# Exercise objective:
Each line of the listing where "category" appears should be reported.

=== Source information ===

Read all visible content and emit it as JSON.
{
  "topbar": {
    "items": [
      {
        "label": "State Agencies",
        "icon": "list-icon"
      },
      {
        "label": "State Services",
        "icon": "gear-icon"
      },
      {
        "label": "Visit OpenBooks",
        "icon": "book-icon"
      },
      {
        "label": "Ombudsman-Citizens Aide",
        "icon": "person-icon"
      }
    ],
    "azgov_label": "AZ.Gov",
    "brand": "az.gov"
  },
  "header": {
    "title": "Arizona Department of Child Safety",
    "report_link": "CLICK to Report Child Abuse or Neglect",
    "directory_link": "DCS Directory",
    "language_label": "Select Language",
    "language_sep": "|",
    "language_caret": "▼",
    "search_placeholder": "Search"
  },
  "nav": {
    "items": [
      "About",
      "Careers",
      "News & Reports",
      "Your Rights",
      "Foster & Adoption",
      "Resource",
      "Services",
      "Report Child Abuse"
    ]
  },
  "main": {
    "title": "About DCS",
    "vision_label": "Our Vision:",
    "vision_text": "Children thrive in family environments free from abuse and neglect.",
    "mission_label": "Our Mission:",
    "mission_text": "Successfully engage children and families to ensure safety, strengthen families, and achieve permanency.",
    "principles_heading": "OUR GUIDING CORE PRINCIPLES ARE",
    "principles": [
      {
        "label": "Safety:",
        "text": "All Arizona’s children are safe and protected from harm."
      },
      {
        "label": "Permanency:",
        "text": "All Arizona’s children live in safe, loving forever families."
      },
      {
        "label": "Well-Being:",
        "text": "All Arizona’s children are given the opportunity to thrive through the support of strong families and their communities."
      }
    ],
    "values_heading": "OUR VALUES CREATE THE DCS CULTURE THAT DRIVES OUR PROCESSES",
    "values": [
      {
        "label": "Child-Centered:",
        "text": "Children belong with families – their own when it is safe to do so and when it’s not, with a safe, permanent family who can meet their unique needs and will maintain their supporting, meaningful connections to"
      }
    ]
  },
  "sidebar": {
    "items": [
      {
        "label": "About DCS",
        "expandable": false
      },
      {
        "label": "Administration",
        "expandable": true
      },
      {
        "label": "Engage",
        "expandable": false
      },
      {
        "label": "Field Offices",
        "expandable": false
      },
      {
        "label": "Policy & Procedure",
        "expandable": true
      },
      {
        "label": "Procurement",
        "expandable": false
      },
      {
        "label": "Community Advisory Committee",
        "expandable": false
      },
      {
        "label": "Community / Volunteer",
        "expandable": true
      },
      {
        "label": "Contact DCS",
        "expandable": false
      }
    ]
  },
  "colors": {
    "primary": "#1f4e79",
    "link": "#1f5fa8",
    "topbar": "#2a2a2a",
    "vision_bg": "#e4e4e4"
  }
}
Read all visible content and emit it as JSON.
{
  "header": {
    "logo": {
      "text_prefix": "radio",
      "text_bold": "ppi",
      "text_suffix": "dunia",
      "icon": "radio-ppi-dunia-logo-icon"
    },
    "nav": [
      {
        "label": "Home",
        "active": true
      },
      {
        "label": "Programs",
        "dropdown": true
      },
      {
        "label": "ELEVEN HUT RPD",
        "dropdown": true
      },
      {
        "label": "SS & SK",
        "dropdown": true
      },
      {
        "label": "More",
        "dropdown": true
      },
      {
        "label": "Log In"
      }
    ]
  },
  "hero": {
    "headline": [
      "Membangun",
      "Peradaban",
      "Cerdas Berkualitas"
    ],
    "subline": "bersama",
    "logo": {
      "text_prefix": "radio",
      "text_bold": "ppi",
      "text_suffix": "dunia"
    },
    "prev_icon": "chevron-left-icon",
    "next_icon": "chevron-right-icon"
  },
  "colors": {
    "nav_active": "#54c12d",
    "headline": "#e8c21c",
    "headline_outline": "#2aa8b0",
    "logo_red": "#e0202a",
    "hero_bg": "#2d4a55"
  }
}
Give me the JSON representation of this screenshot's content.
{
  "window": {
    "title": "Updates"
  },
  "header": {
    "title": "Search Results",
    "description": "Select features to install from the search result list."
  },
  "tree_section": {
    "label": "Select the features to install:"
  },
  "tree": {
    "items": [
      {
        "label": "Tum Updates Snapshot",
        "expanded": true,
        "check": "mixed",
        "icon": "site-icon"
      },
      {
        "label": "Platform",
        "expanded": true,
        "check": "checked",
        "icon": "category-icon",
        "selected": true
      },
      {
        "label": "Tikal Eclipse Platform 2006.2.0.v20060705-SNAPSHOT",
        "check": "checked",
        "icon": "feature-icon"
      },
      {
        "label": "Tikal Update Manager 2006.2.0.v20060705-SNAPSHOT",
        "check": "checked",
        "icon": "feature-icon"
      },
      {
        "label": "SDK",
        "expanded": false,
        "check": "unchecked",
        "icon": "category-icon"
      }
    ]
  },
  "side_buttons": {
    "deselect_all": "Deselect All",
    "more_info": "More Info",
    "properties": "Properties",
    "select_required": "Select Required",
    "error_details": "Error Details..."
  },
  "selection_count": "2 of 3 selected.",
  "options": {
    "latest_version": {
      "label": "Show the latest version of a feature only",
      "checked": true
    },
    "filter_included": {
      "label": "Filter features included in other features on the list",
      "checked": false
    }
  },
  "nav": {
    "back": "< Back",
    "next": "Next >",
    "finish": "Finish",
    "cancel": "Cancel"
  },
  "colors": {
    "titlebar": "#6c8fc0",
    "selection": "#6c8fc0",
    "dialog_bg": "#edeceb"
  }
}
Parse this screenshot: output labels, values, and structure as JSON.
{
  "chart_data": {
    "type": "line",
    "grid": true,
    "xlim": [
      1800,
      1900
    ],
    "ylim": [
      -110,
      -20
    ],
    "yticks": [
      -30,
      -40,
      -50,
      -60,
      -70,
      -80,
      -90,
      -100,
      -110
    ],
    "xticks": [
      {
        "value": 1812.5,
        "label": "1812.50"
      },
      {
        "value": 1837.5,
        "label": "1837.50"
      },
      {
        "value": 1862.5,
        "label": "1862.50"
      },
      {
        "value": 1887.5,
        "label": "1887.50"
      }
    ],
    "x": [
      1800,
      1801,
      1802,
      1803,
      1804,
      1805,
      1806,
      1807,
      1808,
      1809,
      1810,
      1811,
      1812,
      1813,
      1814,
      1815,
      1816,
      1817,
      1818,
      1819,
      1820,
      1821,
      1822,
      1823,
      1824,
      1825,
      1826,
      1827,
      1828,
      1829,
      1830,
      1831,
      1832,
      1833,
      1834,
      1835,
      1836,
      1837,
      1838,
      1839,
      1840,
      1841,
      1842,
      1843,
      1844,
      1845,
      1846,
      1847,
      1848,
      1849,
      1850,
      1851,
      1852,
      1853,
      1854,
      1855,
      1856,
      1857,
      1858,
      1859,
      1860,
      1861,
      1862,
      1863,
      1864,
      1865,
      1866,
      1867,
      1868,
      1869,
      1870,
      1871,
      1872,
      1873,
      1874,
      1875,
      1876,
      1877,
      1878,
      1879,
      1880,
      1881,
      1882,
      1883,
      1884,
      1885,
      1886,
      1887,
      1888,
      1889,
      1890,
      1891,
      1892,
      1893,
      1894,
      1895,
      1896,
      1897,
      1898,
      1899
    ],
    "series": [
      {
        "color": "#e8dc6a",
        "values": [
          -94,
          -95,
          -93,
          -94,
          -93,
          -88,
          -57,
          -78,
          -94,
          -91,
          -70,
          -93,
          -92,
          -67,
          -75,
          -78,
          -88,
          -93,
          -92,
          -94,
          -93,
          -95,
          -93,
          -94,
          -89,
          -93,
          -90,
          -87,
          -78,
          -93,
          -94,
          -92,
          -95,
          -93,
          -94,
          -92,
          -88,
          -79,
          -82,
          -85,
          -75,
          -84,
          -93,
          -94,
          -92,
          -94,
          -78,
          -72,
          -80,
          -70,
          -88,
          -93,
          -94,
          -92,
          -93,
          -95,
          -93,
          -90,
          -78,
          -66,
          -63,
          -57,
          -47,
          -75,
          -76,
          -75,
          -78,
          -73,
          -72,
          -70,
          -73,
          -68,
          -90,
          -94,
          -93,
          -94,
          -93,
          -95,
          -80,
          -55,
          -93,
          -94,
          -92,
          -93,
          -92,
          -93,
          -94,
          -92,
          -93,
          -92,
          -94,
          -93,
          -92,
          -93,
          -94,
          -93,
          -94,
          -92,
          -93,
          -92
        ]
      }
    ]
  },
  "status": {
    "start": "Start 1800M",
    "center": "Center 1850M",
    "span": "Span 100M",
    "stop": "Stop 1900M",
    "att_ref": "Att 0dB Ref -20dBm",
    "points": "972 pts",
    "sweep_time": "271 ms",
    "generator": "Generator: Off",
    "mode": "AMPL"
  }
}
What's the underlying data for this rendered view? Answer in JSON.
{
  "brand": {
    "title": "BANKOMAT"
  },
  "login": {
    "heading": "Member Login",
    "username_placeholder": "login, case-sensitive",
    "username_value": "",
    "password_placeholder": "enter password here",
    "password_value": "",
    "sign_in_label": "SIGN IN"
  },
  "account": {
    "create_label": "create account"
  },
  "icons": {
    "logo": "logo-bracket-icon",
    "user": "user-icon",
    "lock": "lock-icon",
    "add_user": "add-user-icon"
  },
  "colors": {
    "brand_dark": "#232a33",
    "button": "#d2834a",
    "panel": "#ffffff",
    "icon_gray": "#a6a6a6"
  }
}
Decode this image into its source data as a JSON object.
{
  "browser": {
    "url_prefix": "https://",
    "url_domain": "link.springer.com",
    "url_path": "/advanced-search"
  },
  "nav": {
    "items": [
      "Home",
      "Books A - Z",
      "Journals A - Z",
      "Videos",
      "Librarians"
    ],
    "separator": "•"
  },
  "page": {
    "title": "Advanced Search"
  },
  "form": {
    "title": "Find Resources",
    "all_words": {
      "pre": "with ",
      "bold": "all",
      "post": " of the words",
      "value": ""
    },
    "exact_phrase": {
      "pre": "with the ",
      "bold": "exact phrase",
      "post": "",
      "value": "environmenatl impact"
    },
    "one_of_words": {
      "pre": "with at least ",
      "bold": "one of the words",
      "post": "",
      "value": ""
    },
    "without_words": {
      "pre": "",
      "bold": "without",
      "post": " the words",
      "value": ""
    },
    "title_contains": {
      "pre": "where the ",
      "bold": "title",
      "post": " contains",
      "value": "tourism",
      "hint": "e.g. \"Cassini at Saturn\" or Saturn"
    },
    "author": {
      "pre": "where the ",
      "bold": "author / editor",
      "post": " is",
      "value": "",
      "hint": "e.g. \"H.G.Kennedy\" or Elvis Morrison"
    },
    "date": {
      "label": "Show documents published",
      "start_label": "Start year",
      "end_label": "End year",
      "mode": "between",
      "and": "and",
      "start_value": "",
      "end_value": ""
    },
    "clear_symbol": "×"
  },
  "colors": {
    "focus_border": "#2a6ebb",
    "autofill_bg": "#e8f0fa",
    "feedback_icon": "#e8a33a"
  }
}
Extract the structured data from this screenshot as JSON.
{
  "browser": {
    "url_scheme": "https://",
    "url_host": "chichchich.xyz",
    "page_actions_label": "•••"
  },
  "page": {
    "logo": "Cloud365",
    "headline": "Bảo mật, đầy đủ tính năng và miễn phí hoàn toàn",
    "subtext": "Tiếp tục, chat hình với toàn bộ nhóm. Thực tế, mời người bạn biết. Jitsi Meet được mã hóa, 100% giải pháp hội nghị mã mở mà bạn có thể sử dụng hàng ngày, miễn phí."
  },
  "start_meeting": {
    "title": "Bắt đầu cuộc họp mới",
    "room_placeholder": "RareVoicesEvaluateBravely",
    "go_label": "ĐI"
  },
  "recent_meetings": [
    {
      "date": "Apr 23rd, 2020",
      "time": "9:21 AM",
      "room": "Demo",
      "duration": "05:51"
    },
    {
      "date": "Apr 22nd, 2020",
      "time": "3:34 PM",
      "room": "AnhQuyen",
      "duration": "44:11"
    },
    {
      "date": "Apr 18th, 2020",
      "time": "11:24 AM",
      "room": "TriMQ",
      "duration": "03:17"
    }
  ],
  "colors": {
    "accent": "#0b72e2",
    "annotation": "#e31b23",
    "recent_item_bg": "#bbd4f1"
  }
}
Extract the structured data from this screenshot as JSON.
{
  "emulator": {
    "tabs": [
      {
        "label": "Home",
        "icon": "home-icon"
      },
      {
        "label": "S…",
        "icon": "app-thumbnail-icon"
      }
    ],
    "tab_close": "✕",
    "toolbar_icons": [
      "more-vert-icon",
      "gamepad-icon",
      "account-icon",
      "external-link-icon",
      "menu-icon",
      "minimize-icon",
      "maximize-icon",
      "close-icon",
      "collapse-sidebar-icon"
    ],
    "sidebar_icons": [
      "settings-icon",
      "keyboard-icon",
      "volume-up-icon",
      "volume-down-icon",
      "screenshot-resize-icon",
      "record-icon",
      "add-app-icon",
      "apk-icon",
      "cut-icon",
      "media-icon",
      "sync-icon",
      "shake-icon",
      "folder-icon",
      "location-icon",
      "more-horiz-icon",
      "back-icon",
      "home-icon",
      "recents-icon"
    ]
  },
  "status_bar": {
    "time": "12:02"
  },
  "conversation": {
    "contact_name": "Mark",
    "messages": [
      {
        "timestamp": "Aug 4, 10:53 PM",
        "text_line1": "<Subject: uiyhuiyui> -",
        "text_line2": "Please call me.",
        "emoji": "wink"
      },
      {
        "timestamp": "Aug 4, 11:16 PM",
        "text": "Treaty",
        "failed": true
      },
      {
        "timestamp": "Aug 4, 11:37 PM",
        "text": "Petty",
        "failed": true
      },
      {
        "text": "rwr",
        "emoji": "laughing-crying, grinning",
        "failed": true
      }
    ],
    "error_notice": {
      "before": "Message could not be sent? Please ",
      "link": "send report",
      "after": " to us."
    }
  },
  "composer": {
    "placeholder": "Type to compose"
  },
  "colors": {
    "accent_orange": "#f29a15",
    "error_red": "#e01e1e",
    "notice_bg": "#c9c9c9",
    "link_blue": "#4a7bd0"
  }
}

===

# Result of this task:
        "icon": "category-icon",
        "icon": "category-icon"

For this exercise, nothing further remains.